Recent studies have implicated multipotential mesenchymal stem cells (MSCs) as an aid to breast cancer cell proliferation and metastasis, partly as a result of the MSCs secretome. As the tumor gets beyond 2 mm in diameter, the stromal cells could undergo starvation due to the lack of sufficient nutrients in solid tumor microenvironment. In this study, we investigated the survival mechanisms used by stressed stromal cells in breast cancers. We used serum-deprived mesenchymal stem cells (SD-MSCs) and MCF-7 breast cancer cells as model system with a hypothesis that stromal cells in the nutrient-deprived core utilize survival mechanisms for supporting surrounding cells. We tested this hypothesis using in vivo tumor xenografts in immunodeficient mice, which indicated that SD-MSCs supported MCF-7 tumor growth by protection from apoptosis. Histochemical assays showed that SD-MSCs-injected tumors exhibited higher cellularity, decreased apoptosis and decreased differentiation. Beclin-1 staining indicated autophagic areas surrounded by actively proliferating cells. Furthermore, in vitro studies demonstrate that SD-MSCs survive using autophagy and secrete paracrine factors that support tumor cells following nutrient/serum deprivation. Western blot and immunocytochemistry analysis of SD-MSCs demonstrated upregulation and perinuclear relocation of autophagy key regulators such as beclin-1, ATG10, ATG12, MAP-LC3 and lysosomes. Electron microscopic analysis detected a time-dependent increase in autophagosome formation and HDAC6 activity assays indicated the upregulation of autophagy. Taken together, these data suggest that under nutrient-deprived conditions that can occur in solid tumors, stromal cells utilize autophagy for survival and also secrete anti-apoptotic factors that can facilitate solid tumor survival and growth.
Bibliographical noteFunding Information:
Some of the materials employed in this work were provided by the Tulane Center for Gene Therapy through a grant from NCRR of the National Institutes of Health (grant # P40RR017447) and grants National Institutes of Health (AR 47796, AR 48323), the Oberkotter Foundation, the HCA the Health Care Company and the Louisiana Gene Therapy Research Consortium to Dr. Darwin J.Prockop. Some of the materials for comet assays were provided by Tulane Cancer Center through a grant from NCRR of the National Institutes of Health (grant # P20RR020152).

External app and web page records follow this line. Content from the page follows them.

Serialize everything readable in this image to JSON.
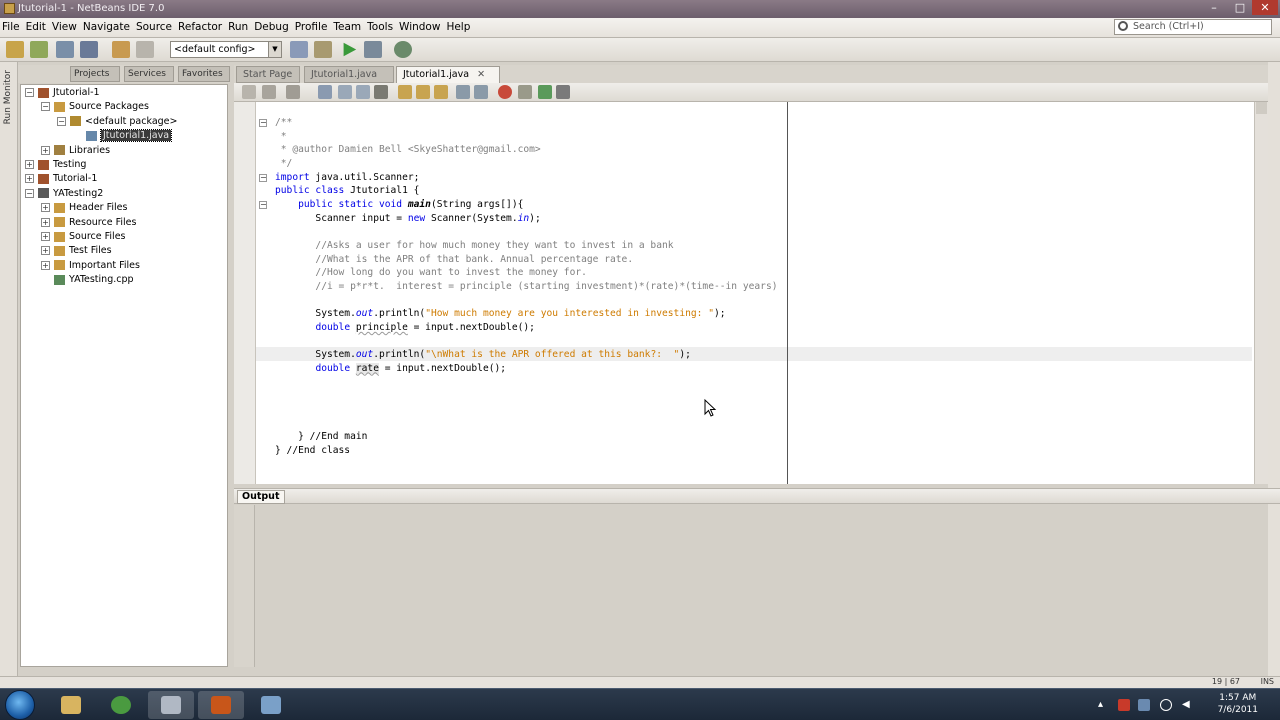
{
  "window": {
    "title": "Jtutorial-1 - NetBeans IDE 7.0",
    "controls": {
      "minimize": "–",
      "maximize": "□",
      "close": "✕"
    }
  },
  "menubar": {
    "items": [
      "File",
      "Edit",
      "View",
      "Navigate",
      "Source",
      "Refactor",
      "Run",
      "Debug",
      "Profile",
      "Team",
      "Tools",
      "Window",
      "Help"
    ],
    "search_placeholder": "Search (Ctrl+I)"
  },
  "toolbar": {
    "config": "<default config>"
  },
  "left_strip": {
    "label": "Run Monitor"
  },
  "project_tabs": [
    "Projects",
    "Services",
    "Favorites"
  ],
  "project_tree": [
    {
      "label": "Jtutorial-1",
      "indent": 0,
      "expander": "−",
      "icon": "project-icon",
      "color": "#a0522d"
    },
    {
      "label": "Source Packages",
      "indent": 1,
      "expander": "−",
      "icon": "package-folder-icon",
      "color": "#c89a40"
    },
    {
      "label": "<default package>",
      "indent": 2,
      "expander": "−",
      "icon": "package-icon",
      "color": "#b08a30"
    },
    {
      "label": "Jtutorial1.java",
      "indent": 3,
      "expander": "",
      "icon": "java-file-icon",
      "color": "#6688aa",
      "selected": true
    },
    {
      "label": "Libraries",
      "indent": 1,
      "expander": "+",
      "icon": "libraries-icon",
      "color": "#a08040"
    },
    {
      "label": "Testing",
      "indent": 0,
      "expander": "+",
      "icon": "project-icon",
      "color": "#a0522d"
    },
    {
      "label": "Tutorial-1",
      "indent": 0,
      "expander": "+",
      "icon": "project-icon",
      "color": "#a0522d"
    },
    {
      "label": "YATesting2",
      "indent": 0,
      "expander": "−",
      "icon": "project-icon",
      "color": "#5a5a5a"
    },
    {
      "label": "Header Files",
      "indent": 1,
      "expander": "+",
      "icon": "folder-icon",
      "color": "#c89a40"
    },
    {
      "label": "Resource Files",
      "indent": 1,
      "expander": "+",
      "icon": "folder-icon",
      "color": "#c89a40"
    },
    {
      "label": "Source Files",
      "indent": 1,
      "expander": "+",
      "icon": "folder-icon",
      "color": "#c89a40"
    },
    {
      "label": "Test Files",
      "indent": 1,
      "expander": "+",
      "icon": "folder-icon",
      "color": "#c89a40"
    },
    {
      "label": "Important Files",
      "indent": 1,
      "expander": "+",
      "icon": "folder-icon",
      "color": "#c89a40"
    },
    {
      "label": "YATesting.cpp",
      "indent": 1,
      "expander": "",
      "icon": "cpp-file-icon",
      "color": "#5a8a5a"
    }
  ],
  "editor_tabs": [
    {
      "label": "Start Page",
      "active": false
    },
    {
      "label": "Jtutorial1.java",
      "active": false
    },
    {
      "label": "Jtutorial1.java",
      "active": true
    }
  ],
  "code_lines": [
    [
      {
        "t": "/**",
        "c": "cm"
      }
    ],
    [
      {
        "t": " *",
        "c": "cm"
      }
    ],
    [
      {
        "t": " * @author Damien Bell <SkyeShatter@gmail.com>",
        "c": "cm"
      }
    ],
    [
      {
        "t": " */",
        "c": "cm"
      }
    ],
    [
      {
        "t": "import",
        "c": "kw"
      },
      {
        "t": " java.util.Scanner;",
        "c": ""
      }
    ],
    [
      {
        "t": "public class",
        "c": "kw"
      },
      {
        "t": " Jtutorial1 {",
        "c": ""
      }
    ],
    [
      {
        "t": "    public static void ",
        "c": "kw"
      },
      {
        "t": "main",
        "c": "it fn"
      },
      {
        "t": "(String args[]){",
        "c": ""
      }
    ],
    [
      {
        "t": "       Scanner input = ",
        "c": ""
      },
      {
        "t": "new",
        "c": "kw"
      },
      {
        "t": " Scanner(System.",
        "c": ""
      },
      {
        "t": "in",
        "c": "it kw"
      },
      {
        "t": ");",
        "c": ""
      }
    ],
    [
      {
        "t": "",
        "c": ""
      }
    ],
    [
      {
        "t": "       //Asks a user for how much money they want to invest in a bank",
        "c": "cm"
      }
    ],
    [
      {
        "t": "       //What is the APR of that bank. Annual percentage rate.",
        "c": "cm"
      }
    ],
    [
      {
        "t": "       //How long do you want to invest the money for.",
        "c": "cm"
      }
    ],
    [
      {
        "t": "       //i = p*r*t.  interest = principle (starting investment)*(rate)*(time--in years)",
        "c": "cm"
      }
    ],
    [
      {
        "t": "",
        "c": ""
      }
    ],
    [
      {
        "t": "       System.",
        "c": ""
      },
      {
        "t": "out",
        "c": "it kw"
      },
      {
        "t": ".println(",
        "c": ""
      },
      {
        "t": "\"How much money are you interested in investing: \"",
        "c": "st"
      },
      {
        "t": ");",
        "c": ""
      }
    ],
    [
      {
        "t": "       ",
        "c": ""
      },
      {
        "t": "double",
        "c": "kw"
      },
      {
        "t": " ",
        "c": ""
      },
      {
        "t": "principle",
        "c": "ul"
      },
      {
        "t": " = input.nextDouble();",
        "c": ""
      }
    ],
    [
      {
        "t": "",
        "c": ""
      }
    ],
    [
      {
        "t": "       System.",
        "c": ""
      },
      {
        "t": "out",
        "c": "it kw"
      },
      {
        "t": ".println(",
        "c": ""
      },
      {
        "t": "\"\\nWhat is the APR offered at this bank?:  \"",
        "c": "st"
      },
      {
        "t": ");",
        "c": ""
      }
    ],
    [
      {
        "t": "       ",
        "c": ""
      },
      {
        "t": "double",
        "c": "kw"
      },
      {
        "t": " ",
        "c": ""
      },
      {
        "t": "rate",
        "c": "ul hl"
      },
      {
        "t": " = input.nextDouble();",
        "c": ""
      }
    ],
    [
      {
        "t": "",
        "c": ""
      }
    ],
    [
      {
        "t": "",
        "c": ""
      }
    ],
    [
      {
        "t": "",
        "c": ""
      }
    ],
    [
      {
        "t": "",
        "c": ""
      }
    ],
    [
      {
        "t": "    } //End main",
        "c": ""
      }
    ],
    [
      {
        "t": "} //End class",
        "c": ""
      }
    ]
  ],
  "output": {
    "tab_label": "Output"
  },
  "status": {
    "position": "19 | 67",
    "mode": "INS"
  },
  "taskbar": {
    "apps": [
      {
        "name": "explorer",
        "color": "#d8b460"
      },
      {
        "name": "chrome",
        "color": "#4a9a40"
      },
      {
        "name": "window",
        "color": "#b0b8c4"
      },
      {
        "name": "media",
        "color": "#c8561a"
      },
      {
        "name": "netbeans",
        "color": "#7aa0c8"
      }
    ],
    "clock_time": "1:57 AM",
    "clock_date": "7/6/2011"
  }
}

We would like to thank Darwin J.Prockop for funding support.We also thank Kenneth Williams and Terence Wu and Mark Pypaert, Yale University-CT, for their assistance in Mass spectrophotometry and Electron microscopy. We